◆ Assigned task
Output the listing below, all of it, exactly as given.

◆ Records to process
+===+
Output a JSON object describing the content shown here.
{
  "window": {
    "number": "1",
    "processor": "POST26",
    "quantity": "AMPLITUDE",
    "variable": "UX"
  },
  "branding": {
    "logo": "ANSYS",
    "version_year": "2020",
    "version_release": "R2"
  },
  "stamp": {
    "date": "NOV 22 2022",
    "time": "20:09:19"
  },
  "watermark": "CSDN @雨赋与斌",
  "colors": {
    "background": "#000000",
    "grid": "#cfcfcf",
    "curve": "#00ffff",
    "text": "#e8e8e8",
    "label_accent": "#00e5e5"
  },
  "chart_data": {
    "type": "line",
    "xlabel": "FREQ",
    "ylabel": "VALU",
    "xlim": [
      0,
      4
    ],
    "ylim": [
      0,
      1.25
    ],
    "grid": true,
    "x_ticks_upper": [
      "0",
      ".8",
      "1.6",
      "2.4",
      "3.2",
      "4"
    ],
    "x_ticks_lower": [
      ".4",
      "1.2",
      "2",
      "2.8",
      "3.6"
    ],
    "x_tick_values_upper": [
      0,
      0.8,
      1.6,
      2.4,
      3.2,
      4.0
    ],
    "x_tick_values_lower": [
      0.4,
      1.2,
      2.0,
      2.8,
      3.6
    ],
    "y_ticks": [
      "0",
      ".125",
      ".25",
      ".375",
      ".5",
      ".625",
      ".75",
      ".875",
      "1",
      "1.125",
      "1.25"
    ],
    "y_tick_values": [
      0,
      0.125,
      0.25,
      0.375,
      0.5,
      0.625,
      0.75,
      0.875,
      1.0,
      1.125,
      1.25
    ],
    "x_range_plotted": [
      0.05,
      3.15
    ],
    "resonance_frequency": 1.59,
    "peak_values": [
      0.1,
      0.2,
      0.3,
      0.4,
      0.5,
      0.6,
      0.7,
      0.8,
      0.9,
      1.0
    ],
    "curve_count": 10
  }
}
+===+
◆ Exercise answer
Output a JSON object describing the content shown here.
{
  "window": {
    "number": "1",
    "processor": "POST26",
    "quantity": "AMPLITUDE",
    "variable": "UX"
  },
  "branding": {
    "logo": "ANSYS",
    "version_year": "2020",
    "version_release": "R2"
  },
  "stamp": {
    "date": "NOV 22 2022",
    "time": "20:09:19"
  },
  "watermark": "CSDN @雨赋与斌",
  "colors": {
    "background": "#000000",
    "grid": "#cfcfcf",
    "curve": "#00ffff",
    "text": "#e8e8e8",
    "label_accent": "#00e5e5"
  },
  "chart_data": {
    "type": "line",
    "xlabel": "FREQ",
    "ylabel": "VALU",
    "xlim": [
      0,
      4
    ],
    "ylim": [
      0,
      1.25
    ],
    "grid": true,
    "x_ticks_upper": [
      "0",
      ".8",
      "1.6",
      "2.4",
      "3.2",
      "4"
    ],
    "x_ticks_lower": [
      ".4",
      "1.2",
      "2",
      "2.8",
      "3.6"
    ],
    "x_tick_values_upper": [
      0,
      0.8,
      1.6,
      2.4,
      3.2,
      4.0
    ],
    "x_tick_values_lower": [
      0.4,
      1.2,
      2.0,
      2.8,
      3.6
    ],
    "y_ticks": [
      "0",
      ".125",
      ".25",
      ".375",
      ".5",
      ".625",
      ".75",
      ".875",
      "1",
      "1.125",
      "1.25"
    ],
    "y_tick_values": [
      0,
      0.125,
      0.25,
      0.375,
      0.5,
      0.625,
      0.75,
      0.875,
      1.0,
      1.125,
      1.25
    ],
    "x_range_plotted": [
      0.05,
      3.15
    ],
    "resonance_frequency": 1.59,
    "peak_values": [
      0.1,
      0.2,
      0.3,
      0.4,
      0.5,
      0.6,
      0.7,
      0.8,
      0.9,
      1.0
    ],
    "curve_count": 10
  }
}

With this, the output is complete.